Among those arrested include (from left to right) the chairman of the board of directors Tshifhiwa Matodzi, chief financial officer Philip Truter, chief executive officer Andile Ramavhunga and Avhashoni Ramikosi, chairman of the audit committee.
Date: 18 June 2020 By: Anton van Zyl
The news that eight of the prime suspects in the VBS Mutual Bank looting case have been arrested was welcomed on Wednesday. The question was immediately asked as to how long it would take for the other “people of interest” to be arrested. These people include several high-profile persons, as well as municipal officials who had allegedly taken bribes to facilitate deposits into the bank.

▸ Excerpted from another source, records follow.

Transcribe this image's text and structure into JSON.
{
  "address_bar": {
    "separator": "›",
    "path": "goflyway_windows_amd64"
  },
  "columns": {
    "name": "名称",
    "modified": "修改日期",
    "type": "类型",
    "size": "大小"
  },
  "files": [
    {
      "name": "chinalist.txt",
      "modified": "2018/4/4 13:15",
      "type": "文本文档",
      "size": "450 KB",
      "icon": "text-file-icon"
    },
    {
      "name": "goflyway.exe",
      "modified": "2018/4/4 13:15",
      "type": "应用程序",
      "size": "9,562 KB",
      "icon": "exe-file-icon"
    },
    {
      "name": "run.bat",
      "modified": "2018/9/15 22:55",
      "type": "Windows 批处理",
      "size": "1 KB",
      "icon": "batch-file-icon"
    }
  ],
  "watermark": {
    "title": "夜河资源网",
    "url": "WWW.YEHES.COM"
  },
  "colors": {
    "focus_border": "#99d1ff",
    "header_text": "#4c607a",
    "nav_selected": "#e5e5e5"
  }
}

Early on Wednesday morning, simultaneous raids were performed in different provinces by the Hawks and the National Prosecuting Authority (NPA). The bank’s former chairperson, Tshifhiwa Matodzi, its chief executive, Andile Ramavhunga, the bank’s treasurer, Phophi Mukhodobwane, and the chief financial officer, Philip Truter, were arrested. Two former members of the Public Investment Corporation (PIC), Paul Magula and Ernest Nesane, were also arrested. The two PIC members allegedly took bribes to look the other way while the looting was going on.
A former top cop, Phalaphala Avhashoni Ramikosi, was also arrested. He was a non-executive member of the VBS Board and served on the audit committee. The eighth person on the list of suspects is Sipho Malaba, a former audit partner from KPMG. Malaba signed off on the bank’s fake financial statements.
Seven of the eight suspects were reportedly taken into custody on Wednesday. An eighth suspect was not arrested as he is currently in Covid-19 isolation. No statement has been received about his identity. The eight were supposed to appear in the Palm Ridge Magistrate’s Court in Ekurhuleni on Thursday (18th).
The investigative journalism team of Amabungane reported on Wednesday that VBS’s chief financial officer, Philip Truter, had been negotiating a plea bargain for several months. He apparently offered to provide an affidavit, totalling hundreds of pages, to the NPA in exchange for limiting his own jail term to seven years under relatively comfortable circumstances. This arrangement, however, seems to have fallen through, which means that he and the other suspects may face a minimum of 15 years in jail on racketeering charges.
VBS Mutual Bank has close ties with Louis Trichardt, with their head office being situated in Erasmus Street, opposite the library, for most of its life. Many of its employees, such as Philip Truter, stayed in town and were active in the community.
Last month, the Daily Maverick ran an article detailing how Truter had allegedly participated in the looting of the bank. An investigation in 2018 by advocate Terry Motau and the law firm Werksmans provided a lot of detail about the looters’ modus operandi.
“From Motau’s investigation, it transpired that, under Truter’s watch, the bank was actually robbed into insolvency. About R2.7-billion in poor people’s stokvels and municipalities’ money was funnelled to bankers, auditors, lawyers, politicians and businesspeople, liquidator Anoosh Rooplal later found,” the Daily Maverick reported.
WhatsApp messages between Tshifhiwa Matodzi, Phophi Mukhodobwane and Truter suggest that Mukhodobwane gave instructions to Truter, with Mukhodobwane acting as Matodzi’s right-hand man. In return for his cooperation, Truter allegedly received what can only be construed as bribes totalling R5,8 million. One of the first payments recorded as being deducted from Truter’s VBS bank account was a collection payment of R15 for the Louis Trichardt congregation of the Dutch Reformed Church.
The full extent of the VBS looting is still not known. At last count, the bank was missing R2,3 billion. The biggest creditor is the PIC, which is owed almost R413 million. Various municipalities, especially in the Vhembe region, invested heavily in the bank. Makhado Municipality stands to lose R62,73 million, while the Vhembe District Municipality invested more than R311 million in the bank.
Mukhodobwane, VBS’s treasurer, previously told investigators that bribes had been paid to officials of every single municipality that had put money into VBS. Twenty municipalities invested with VBS, in defiance of the national treasury’s prescriptions. Separate forensic reports have been commissioned at these municipalities.
The other possible suspects include high-profile politicians who had allegedly played a key role in facilitating the deposits into the bank or were recipients of the looted money.
Anton van Zyl has been with the Zoutpansberger and Limpopo Mirror since 1990. He graduated from the Rand Afrikaans University (now University of Johannesburg) and obtained a BA Communications degree. He is a founder member of the Association of Independent Publishers.